Socrates’ Arguments in the Crito In The Crito, Socrates argues that he should not escape prison because it would be morally incorrect. He says that the really important thing is not to live but to live well. Therefore, by escaping prison, not only will he suffer the consequences but also his family, his friends, and the city of Athens. Socrates argues that the city of Athens would be affected if he escapes from prison.
Here is my first piece of evidence to support my point. “I happen to be a gift of the god to the city; and this is how you can tell: Unlike most people, I have neglected all my own interests, and I’ve put up with this private neglect for so many years, while always attending to your business.” (Lines 108-111) In the quote stated above, Socrates claims that even with the annoyance people found in him, he pursued in his mission to help the people. Even though he had to give up his interests and hobbies, he did not give up his mission and focused on his work with the people all those years.
(Crito.49b). He believes the city raised him like a child from birth so retaliating is the same as striking your parents down. (Crito,50e). Socrates believes your country should be honored more than your parents or ancestors and by not doing so is not godly. Turning your back on your country is doing the wrong thing, so to escape is
In conclusion, it is shown that the ethics of Socrates and Plato can be understood by examining the works of the Crito, Meno and Phaedo. Plato 's philosophical concept in these three dialogues is mostly about denying what the self wants, either normal things like food and earthly desires or trying to gain knowledge, and instead, choosing what is just and right. This is Plato’s concept of a good life. From this quest for knowledge, virtue is obtained, and this is the main goal of philosophy in Socrates ' mind. Laws must be made in accordance with wisdom by those who practice philosophy, and must seek to benefit the city as a whole.
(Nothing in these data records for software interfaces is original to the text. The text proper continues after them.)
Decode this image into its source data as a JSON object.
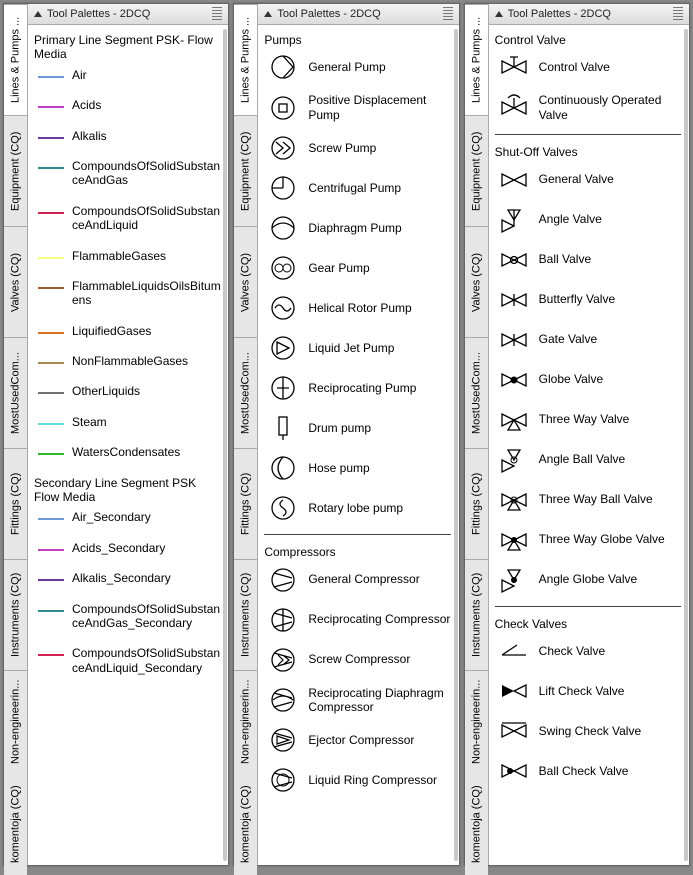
{
  "palettes": [
    {
      "title": "Tool Palettes - 2DCQ",
      "tabs": [
        {
          "label": "Lines & Pumps ...",
          "active": true
        },
        {
          "label": "Equipment (CQ)",
          "active": false
        },
        {
          "label": "Valves (CQ)",
          "active": false
        },
        {
          "label": "MostUsedCom...",
          "active": false
        },
        {
          "label": "Fittings  (CQ)",
          "active": false
        },
        {
          "label": "Instruments (CQ)",
          "active": false
        },
        {
          "label": "Non-engineerin...",
          "active": false
        },
        {
          "label": "komentoja (CQ)",
          "active": false
        }
      ],
      "sections": [
        {
          "title": "Primary Line Segment PSK- Flow Media",
          "type": "lines",
          "items": [
            {
              "label": "Air",
              "color": "#6b99d6"
            },
            {
              "label": "Acids",
              "color": "#c040c0"
            },
            {
              "label": "Alkalis",
              "color": "#6b3aa0"
            },
            {
              "label": "CompoundsOfSolidSubstanceAndGas",
              "color": "#2e8b8b"
            },
            {
              "label": "CompoundsOfSolidSubstanceAndLiquid",
              "color": "#d02050"
            },
            {
              "label": "FlammableGases",
              "color": "#fdfd80"
            },
            {
              "label": "FlammableLiquidsOilsBitumens",
              "color": "#a05a2c"
            },
            {
              "label": "LiquifiedGases",
              "color": "#d86f1a"
            },
            {
              "label": "NonFlammableGases",
              "color": "#a88850"
            },
            {
              "label": "OtherLiquids",
              "color": "#707070"
            },
            {
              "label": "Steam",
              "color": "#62e0e0"
            },
            {
              "label": "WatersCondensates",
              "color": "#2bb82b"
            }
          ]
        },
        {
          "title": "Secondary Line Segment PSK Flow Media",
          "type": "lines",
          "items": [
            {
              "label": "Air_Secondary",
              "color": "#6b99d6"
            },
            {
              "label": "Acids_Secondary",
              "color": "#c040c0"
            },
            {
              "label": "Alkalis_Secondary",
              "color": "#6b3aa0"
            },
            {
              "label": "CompoundsOfSolidSubstanceAndGas_Secondary",
              "color": "#2e8b8b"
            },
            {
              "label": "CompoundsOfSolidSubstanceAndLiquid_Secondary",
              "color": "#d02050"
            }
          ]
        }
      ]
    },
    {
      "title": "Tool Palettes - 2DCQ",
      "tabs": [
        {
          "label": "Lines & Pumps ...",
          "active": true
        },
        {
          "label": "Equipment (CQ)",
          "active": false
        },
        {
          "label": "Valves (CQ)",
          "active": false
        },
        {
          "label": "MostUsedCom...",
          "active": false
        },
        {
          "label": "Fittings  (CQ)",
          "active": false
        },
        {
          "label": "Instruments (CQ)",
          "active": false
        },
        {
          "label": "Non-engineerin...",
          "active": false
        },
        {
          "label": "komentoja (CQ)",
          "active": false
        }
      ],
      "sections": [
        {
          "title": "Pumps",
          "type": "symbols",
          "items": [
            {
              "label": "General Pump",
              "icon": "pump-general"
            },
            {
              "label": "Positive Displacement Pump",
              "icon": "pump-pd"
            },
            {
              "label": "Screw Pump",
              "icon": "pump-screw"
            },
            {
              "label": "Centrifugal Pump",
              "icon": "pump-centrifugal"
            },
            {
              "label": "Diaphragm Pump",
              "icon": "pump-diaphragm"
            },
            {
              "label": "Gear Pump",
              "icon": "pump-gear"
            },
            {
              "label": "Helical Rotor Pump",
              "icon": "pump-helical"
            },
            {
              "label": "Liquid Jet Pump",
              "icon": "pump-liquidjet"
            },
            {
              "label": "Reciprocating Pump",
              "icon": "pump-recip"
            },
            {
              "label": "Drum pump",
              "icon": "pump-drum"
            },
            {
              "label": "Hose pump",
              "icon": "pump-hose"
            },
            {
              "label": "Rotary lobe pump",
              "icon": "pump-lobe"
            }
          ]
        },
        {
          "title": "Compressors",
          "type": "symbols",
          "hr": true,
          "items": [
            {
              "label": "General Compressor",
              "icon": "comp-general"
            },
            {
              "label": "Reciprocating Compressor",
              "icon": "comp-recip"
            },
            {
              "label": "Screw Compressor",
              "icon": "comp-screw"
            },
            {
              "label": "Reciprocating Diaphragm Compressor",
              "icon": "comp-diaphragm"
            },
            {
              "label": "Ejector Compressor",
              "icon": "comp-ejector"
            },
            {
              "label": "Liquid Ring Compressor",
              "icon": "comp-liquidring"
            }
          ]
        }
      ]
    },
    {
      "title": "Tool Palettes - 2DCQ",
      "tabs": [
        {
          "label": "Lines & Pumps ...",
          "active": true
        },
        {
          "label": "Equipment (CQ)",
          "active": false
        },
        {
          "label": "Valves (CQ)",
          "active": false
        },
        {
          "label": "MostUsedCom...",
          "active": false
        },
        {
          "label": "Fittings  (CQ)",
          "active": false
        },
        {
          "label": "Instruments (CQ)",
          "active": false
        },
        {
          "label": "Non-engineerin...",
          "active": false
        },
        {
          "label": "komentoja (CQ)",
          "active": false
        }
      ],
      "sections": [
        {
          "title": "Control Valve",
          "type": "symbols",
          "items": [
            {
              "label": "Control Valve",
              "icon": "valve-control"
            },
            {
              "label": "Continuously Operated Valve",
              "icon": "valve-cont"
            }
          ]
        },
        {
          "title": "Shut-Off Valves",
          "type": "symbols",
          "hr": true,
          "items": [
            {
              "label": "General Valve",
              "icon": "valve-general"
            },
            {
              "label": "Angle Valve",
              "icon": "valve-angle"
            },
            {
              "label": "Ball Valve",
              "icon": "valve-ball"
            },
            {
              "label": "Butterfly Valve",
              "icon": "valve-butterfly"
            },
            {
              "label": "Gate Valve",
              "icon": "valve-gate"
            },
            {
              "label": "Globe Valve",
              "icon": "valve-globe"
            },
            {
              "label": "Three Way Valve",
              "icon": "valve-3way"
            },
            {
              "label": "Angle Ball Valve",
              "icon": "valve-angleball"
            },
            {
              "label": "Three Way Ball Valve",
              "icon": "valve-3wayball"
            },
            {
              "label": "Three Way Globe Valve",
              "icon": "valve-3wayglobe"
            },
            {
              "label": "Angle Globe Valve",
              "icon": "valve-angleglobe"
            }
          ]
        },
        {
          "title": "Check Valves",
          "type": "symbols",
          "hr": true,
          "items": [
            {
              "label": "Check Valve",
              "icon": "valve-check"
            },
            {
              "label": "Lift Check Valve",
              "icon": "valve-liftcheck"
            },
            {
              "label": "Swing Check Valve",
              "icon": "valve-swingcheck"
            },
            {
              "label": "Ball Check Valve",
              "icon": "valve-ballcheck"
            }
          ]
        }
      ]
    }
  ]
}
Even though Socrates claims to be innocent of the charges brought against him, he is ultimately sentenced to death. After he hears the jury's decision, Socrates is sent to jail to await his execution. Crito arrives before Socrates is scheduled for execution and offers him a chance to escape. Crito believes the jury's decision was unjust. In Crito's eyes, Socrates is innocent and therefore has the right to escape. However, even though Crito believes Socrates has the right to escape, Socrates disagrees with him.